Optimally I'd like to see UI designers adopt a binding that's much more closely based around what people do, rather than what the computer is doing. I'd much rather have a list of my last eight activities. For example a list that reminded me that I'd received a call from my colleague Ashlee, made a jotting about HP, had edited a Word document, had sent an email to Ashlee with the attachment, and so on.

Why hasn't anyone done this yet?

If it was really smart it would know what I'd been doing on my Mac, too.

My P900 review also brought out a small but frustrating glitch with UIQ: the guideline that applications revert to a default state when another application is activated. Again, this represents an opportunity for HI designers. While Clippy the Paperclip is rightfully vilified, intelligent helpers could anticipate common actions. In fact, they already do: "redial" is an example so subtle we don't even notice. While the suggestion "It looks like you're writing a letter" is perhaps responsible for more drowned puppies than any other question in history, it wouldn't be too obtrusive to be asked "Shall I try his home phone instead?". And that's because the phone already knows what you're trying to do, more or less.

The interesting part of this field is that phones don't have so much of a legacy in UI terms. We're still at the experimentation phase. We'll see our share of Microsoft Bobs and Mac OS X Docks, but I think the phone designers have been paying much closer attention to what users want to do than OS companies. (Apple Computer, and the late Be Inc. being a noble exceptions) . Whether they get the opportunity to do so, or whether they simply end up crafting static web pages for the carriers' branded services, is the big question.

Have we omitted any great research ideas, or new software. Drop us a line, and let us know. ®

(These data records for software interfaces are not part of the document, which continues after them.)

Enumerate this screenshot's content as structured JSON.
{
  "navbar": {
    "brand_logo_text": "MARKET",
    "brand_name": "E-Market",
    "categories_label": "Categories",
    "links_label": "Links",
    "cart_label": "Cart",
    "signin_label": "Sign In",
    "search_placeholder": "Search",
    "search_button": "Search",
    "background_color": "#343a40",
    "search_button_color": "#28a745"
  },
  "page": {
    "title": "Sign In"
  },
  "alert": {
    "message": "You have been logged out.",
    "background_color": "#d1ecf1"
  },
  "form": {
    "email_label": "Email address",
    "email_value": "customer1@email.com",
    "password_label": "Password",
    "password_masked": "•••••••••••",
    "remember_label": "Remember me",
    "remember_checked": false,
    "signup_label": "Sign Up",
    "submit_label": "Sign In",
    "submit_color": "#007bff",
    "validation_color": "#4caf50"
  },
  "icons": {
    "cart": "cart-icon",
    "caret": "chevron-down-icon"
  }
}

Related Products
Buy the Handspring Treo 600 from the The Reg wireless store

Business security measures using SSL

More from The Register

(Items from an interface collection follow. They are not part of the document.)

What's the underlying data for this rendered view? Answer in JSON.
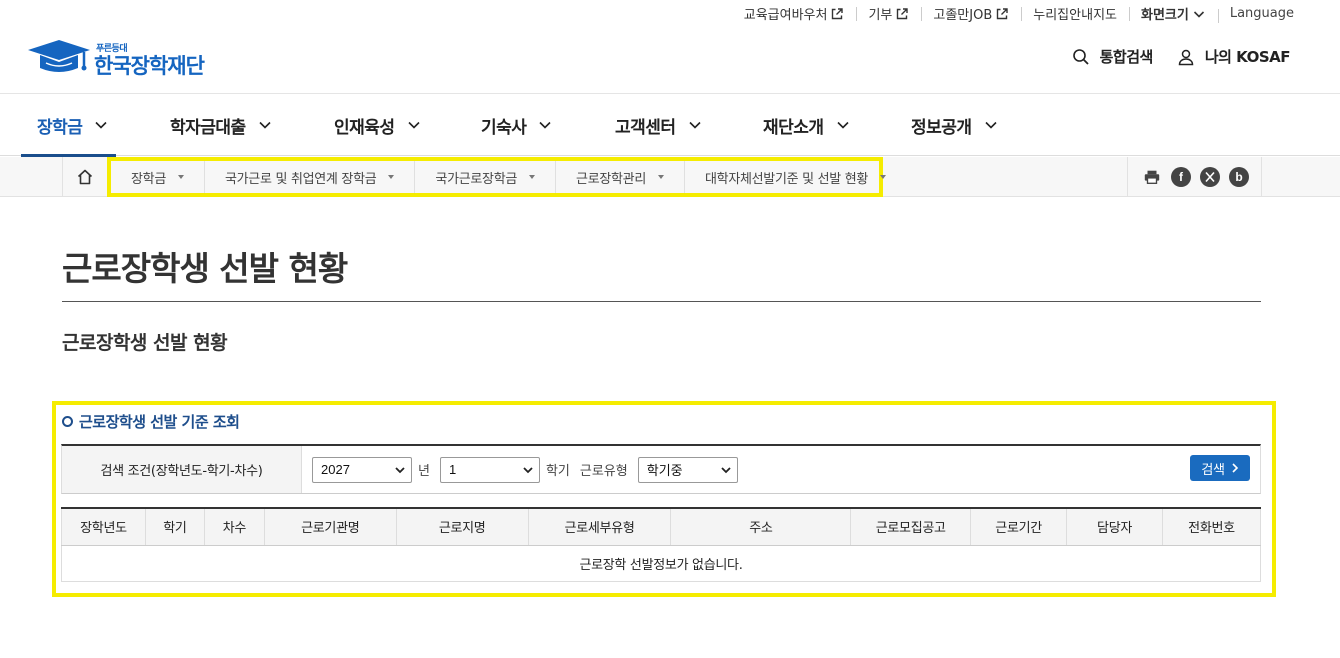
{
  "util_bar": {
    "items": [
      {
        "label": "교육급여바우처",
        "external": true
      },
      {
        "label": "기부",
        "external": true
      },
      {
        "label": "고졸만JOB",
        "external": true
      },
      {
        "label": "누리집안내지도",
        "external": false
      }
    ],
    "font_size": "화면크기",
    "language": "Language"
  },
  "logo": {
    "small_text": "푸른등대",
    "main_text": "한국장학재단"
  },
  "header_right": {
    "search": "통합검색",
    "my": "나의 KOSAF"
  },
  "gnb": {
    "items": [
      {
        "label": "장학금",
        "active": true
      },
      {
        "label": "학자금대출"
      },
      {
        "label": "인재육성"
      },
      {
        "label": "기숙사"
      },
      {
        "label": "고객센터"
      },
      {
        "label": "재단소개"
      },
      {
        "label": "정보공개"
      }
    ]
  },
  "lnb": {
    "items": [
      "장학금",
      "국가근로 및 취업연계 장학금",
      "국가근로장학금",
      "근로장학관리",
      "대학자체선발기준 및 선발 현황"
    ]
  },
  "page": {
    "title": "근로장학생 선발 현황",
    "subtitle": "근로장학생 선발 현황"
  },
  "search_section": {
    "heading": "근로장학생 선발 기준 조회",
    "label": "검색 조건(장학년도-학기-차수)",
    "year_value": "2027",
    "year_suffix": "년",
    "semester_value": "1",
    "semester_suffix": "학기",
    "type_label": "근로유형",
    "type_value": "학기중",
    "button": "검색"
  },
  "table": {
    "headers": [
      "장학년도",
      "학기",
      "차수",
      "근로기관명",
      "근로지명",
      "근로세부유형",
      "주소",
      "근로모집공고",
      "근로기간",
      "담당자",
      "전화번호"
    ],
    "empty_message": "근로장학 선발정보가 없습니다."
  }
}
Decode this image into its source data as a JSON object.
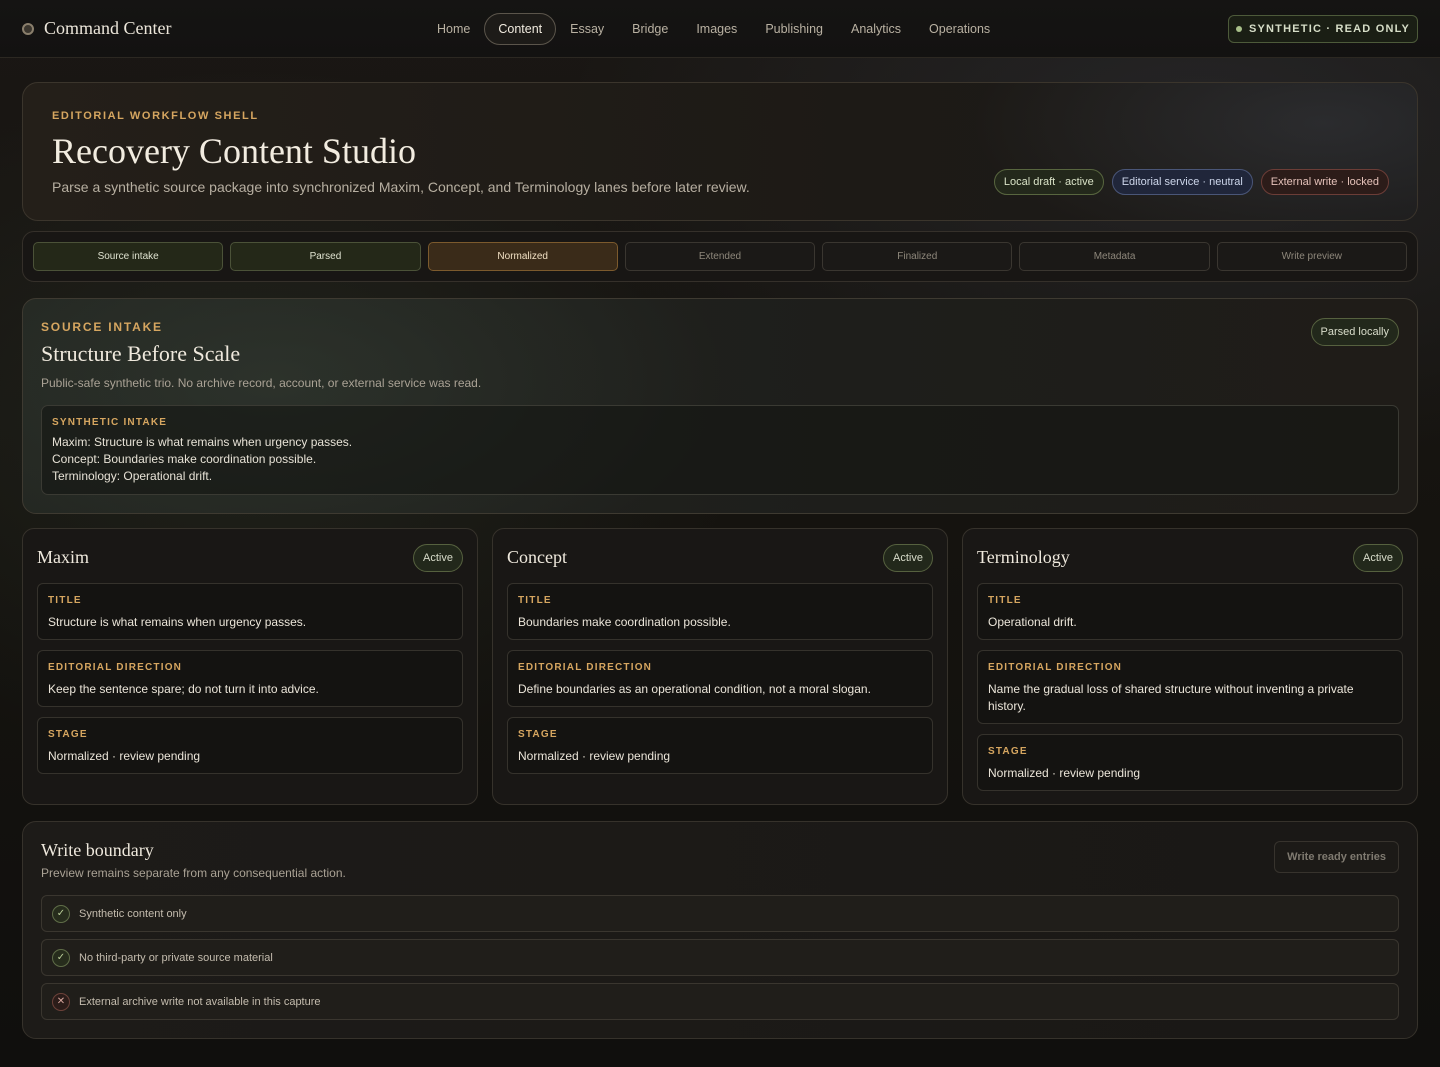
{
  "app": {
    "title": "Command Center"
  },
  "nav": {
    "items": [
      {
        "label": "Home",
        "active": false
      },
      {
        "label": "Content",
        "active": true
      },
      {
        "label": "Essay",
        "active": false
      },
      {
        "label": "Bridge",
        "active": false
      },
      {
        "label": "Images",
        "active": false
      },
      {
        "label": "Publishing",
        "active": false
      },
      {
        "label": "Analytics",
        "active": false
      },
      {
        "label": "Operations",
        "active": false
      }
    ],
    "status_badge": "SYNTHETIC · READ ONLY"
  },
  "hero": {
    "eyebrow": "EDITORIAL WORKFLOW SHELL",
    "title": "Recovery Content Studio",
    "subtitle": "Parse a synthetic source package into synchronized Maxim, Concept, and Terminology lanes before later review.",
    "chips": [
      {
        "label": "Local draft · active",
        "tone": "green"
      },
      {
        "label": "Editorial service · neutral",
        "tone": "blue"
      },
      {
        "label": "External write · locked",
        "tone": "red"
      }
    ]
  },
  "stepper": {
    "steps": [
      {
        "label": "Source intake",
        "state": "done"
      },
      {
        "label": "Parsed",
        "state": "done"
      },
      {
        "label": "Normalized",
        "state": "current"
      },
      {
        "label": "Extended",
        "state": "pending"
      },
      {
        "label": "Finalized",
        "state": "pending"
      },
      {
        "label": "Metadata",
        "state": "pending"
      },
      {
        "label": "Write preview",
        "state": "pending"
      }
    ]
  },
  "intake": {
    "eyebrow": "SOURCE INTAKE",
    "title": "Structure Before Scale",
    "subtitle": "Public-safe synthetic trio. No archive record, account, or external service was read.",
    "status": "Parsed locally",
    "box_label": "SYNTHETIC INTAKE",
    "lines": [
      "Maxim: Structure is what remains when urgency passes.",
      "Concept: Boundaries make coordination possible.",
      "Terminology: Operational drift."
    ]
  },
  "lanes": [
    {
      "title": "Maxim",
      "status": "Active",
      "fields": [
        {
          "label": "TITLE",
          "value": "Structure is what remains when urgency passes."
        },
        {
          "label": "EDITORIAL DIRECTION",
          "value": "Keep the sentence spare; do not turn it into advice."
        },
        {
          "label": "STAGE",
          "value": "Normalized · review pending"
        }
      ]
    },
    {
      "title": "Concept",
      "status": "Active",
      "fields": [
        {
          "label": "TITLE",
          "value": "Boundaries make coordination possible."
        },
        {
          "label": "EDITORIAL DIRECTION",
          "value": "Define boundaries as an operational condition, not a moral slogan."
        },
        {
          "label": "STAGE",
          "value": "Normalized · review pending"
        }
      ]
    },
    {
      "title": "Terminology",
      "status": "Active",
      "fields": [
        {
          "label": "TITLE",
          "value": "Operational drift."
        },
        {
          "label": "EDITORIAL DIRECTION",
          "value": "Name the gradual loss of shared structure without inventing a private history."
        },
        {
          "label": "STAGE",
          "value": "Normalized · review pending"
        }
      ]
    }
  ],
  "boundary": {
    "title": "Write boundary",
    "subtitle": "Preview remains separate from any consequential action.",
    "button": "Write ready entries",
    "checks": [
      {
        "label": "Synthetic content only",
        "ok": true
      },
      {
        "label": "No third-party or private source material",
        "ok": true
      },
      {
        "label": "External archive write not available in this capture",
        "ok": false
      }
    ]
  },
  "icons": {
    "ok": "check-icon",
    "blocked": "x-icon"
  }
}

next story
Brit telcos warn Scots that voting Yes could lead to HEFTY bills
BT and Co: Independence vote likely to mean 'increased costs'
Phones 4u slips into administration after EE cuts ties with Brit mobe retailer
More than 5,500 jobs could be axed if rescue mission fails
New 'Cosmos' browser surfs the net by TXT alone
No data plan? No WiFi? No worries ... except sluggish download speed
Radio hams can encrypt, in emergencies, says Ofcom
Consultation promises new spectrum and hints at relaxed licence conditions
Blockbuster book lays out the first 20 years of the Smartphone Wars
Symbian's David Wood bares all. Not for the faint hearted
Bonking with Apple has POUNDED mobe operators' wallets
... into submission. Weve squeals, ditches payment plans
This flashlight app requires: Your contacts list, identity, access to your camera...
Who us, dodgy? Vast majority of mobile apps fail privacy test
Apple Watch will CONQUER smartwatch world – analysts
After Applelocalypse, other wristputers will get stuck in
prev story

Whitepapers

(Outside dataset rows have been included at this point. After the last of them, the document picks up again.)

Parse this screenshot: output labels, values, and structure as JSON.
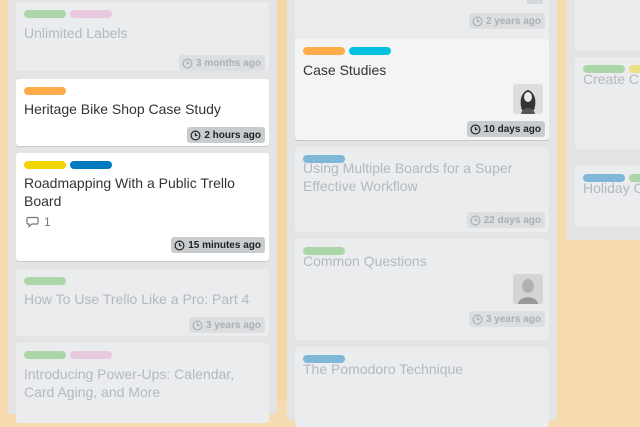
{
  "colors": {
    "green": "#61bd4f",
    "pink": "#e8a0c8",
    "orange": "#ffab4a",
    "yellow": "#f2d600",
    "blue": "#0079bf",
    "sky": "#00c2e0",
    "lightblue": "#7bb3d9"
  },
  "list_left": {
    "cards": [
      {
        "title": "Unlimited Labels",
        "due": "3 months ago"
      },
      {
        "title": "Heritage Bike Shop Case Study",
        "due": "2 hours ago"
      },
      {
        "title": "Roadmapping With a Public Trello Board",
        "due": "15 minutes ago",
        "comments": "1"
      },
      {
        "title": "How To Use Trello Like a Pro: Part 4",
        "due": "3 years ago"
      },
      {
        "title": "Introducing Power-Ups: Calendar, Card Aging, and More"
      }
    ]
  },
  "list_middle": {
    "cards": [
      {
        "due": "2 years ago"
      },
      {
        "title": "Case Studies",
        "due": "10 days ago",
        "avatar": "member-avatar-woman"
      },
      {
        "title": "Using Multiple Boards for a Super Effective Workflow",
        "due": "22 days ago"
      },
      {
        "title": "Common Questions",
        "due": "3 years ago",
        "avatar": "member-avatar-man"
      },
      {
        "title": "The Pomodoro Technique"
      }
    ]
  },
  "list_right": {
    "cards": [
      {
        "title": "Create C"
      },
      {
        "title": "Holiday C"
      }
    ]
  }
}
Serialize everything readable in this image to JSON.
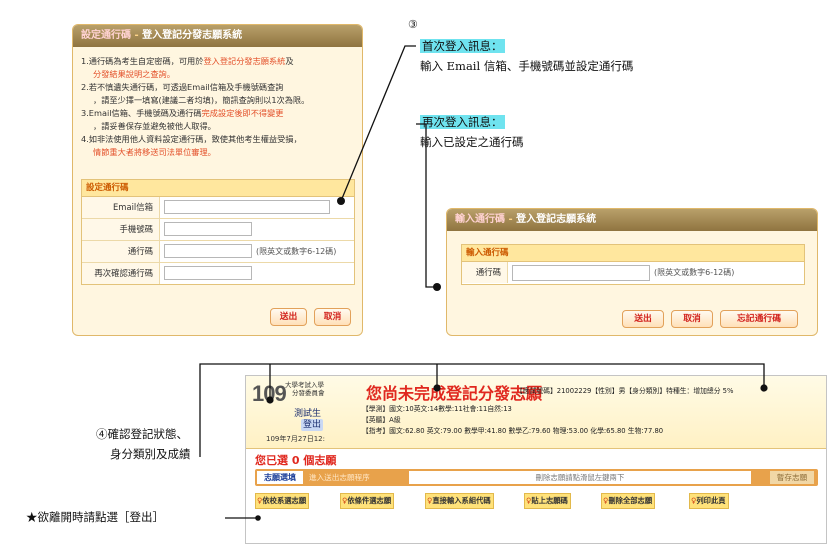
{
  "panel_set_password": {
    "title_prefix": "設定通行碼",
    "title_sep": "-",
    "title_main": "登入登記分發志願系統",
    "notes": {
      "n1a": "1.通行碼為考生自定密碼，可用於",
      "n1b": "登入登記分發志願系統",
      "n1c": "及",
      "n1d": "分發結果說明之查詢。",
      "n2a": "2.若不慎遺失通行碼，可透過Email信箱及手機號碼查詢",
      "n2b": "，請至少擇一填寫(建議二者均填)，簡訊查詢則以1次為限。",
      "n3a": "3.Email信箱、手機號碼及通行碼",
      "n3b": "完成設定後即不得變更",
      "n3c": "，請妥善保存並避免被他人取得。",
      "n4a": "4.如非法使用他人資料設定通行碼，致使其他考生權益受損，",
      "n4b": "情節重大者將移送司法單位審理。"
    },
    "form_title": "設定通行碼",
    "fields": [
      {
        "label": "Email信箱",
        "hint": ""
      },
      {
        "label": "手機號碼",
        "hint": ""
      },
      {
        "label": "通行碼",
        "hint": "(限英文或數字6-12碼)"
      },
      {
        "label": "再次確認通行碼",
        "hint": ""
      }
    ],
    "submit": "送出",
    "cancel": "取消"
  },
  "panel_login": {
    "title_prefix": "輸入通行碼",
    "title_sep": "-",
    "title_main": "登入登記志願系統",
    "form_title": "輸入通行碼",
    "field_label": "通行碼",
    "field_hint": "(限英文或數字6-12碼)",
    "submit": "送出",
    "cancel": "取消",
    "forgot": "忘記通行碼"
  },
  "annotations": {
    "step3": "③",
    "first_login_title": "首次登入訊息：",
    "first_login_desc": "輸入 Email 信箱、手機號碼並設定通行碼",
    "again_login_title": "再次登入訊息：",
    "again_login_desc": "輸入已設定之通行碼",
    "step4_line1": "④確認登記狀態、",
    "step4_line2": "身分類別及成績",
    "logout_note": "★欲離開時請點選［登出］"
  },
  "status_panel": {
    "logo_number": "109",
    "logo_org_1": "大學考試入學",
    "logo_org_2": "分發委員會",
    "user_name": "測試生",
    "logout": "登出",
    "datetime": "109年7月27日12:",
    "headline": "您尚未完成登記分發志願",
    "info1": "【應試號碼】21002229【性別】男【身分類別】特種生：增加總分 5%",
    "score1": "【學測】國文:10英文:14數學:11社會:11自然:13",
    "exam2": "【英聽】A級",
    "score2": "【指考】國文:62.80 英文:79.00 數學甲:41.80 數學乙:79.60 物理:53.00 化學:65.80 生物:77.80",
    "selected": "您已選 0 個志願",
    "tab_active": "志願選填",
    "tab_dim": "進入送出志願程序",
    "drag_hint": "刪除志願請點滑鼠左鍵兩下",
    "save": "暫存志願",
    "actions": [
      "依校系選志願",
      "依條件選志願",
      "直接輸入系組代碼",
      "貼上志願碼",
      "刪除全部志願",
      "列印此頁"
    ]
  }
}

Providing a secure and efficient Helpdesk
A single remote control platform for user support is be key to providing an efficient helpdesk. Retain full control over the way in which screen and keystroke data is transmitted.
WIN a very cool portable ZX Spectrum
Win a one-off portable Spectrum built by legendary hardware hacker Ben Heck
Storage capacity and performance optimization at Mizuno USA
Mizuno USA turn to Tegile storage technology to solve both their SAN and backup issues.
High Performance for All
While HPC is not new, it has traditionally been seen as a specialist area – is it now geared up to meet more mainstream requirements?
Security and trust: The backbone of doing business over the internet
Explores the current state of website security and the contributions Symantec is making to help organizations protect critical data and build trust with customers.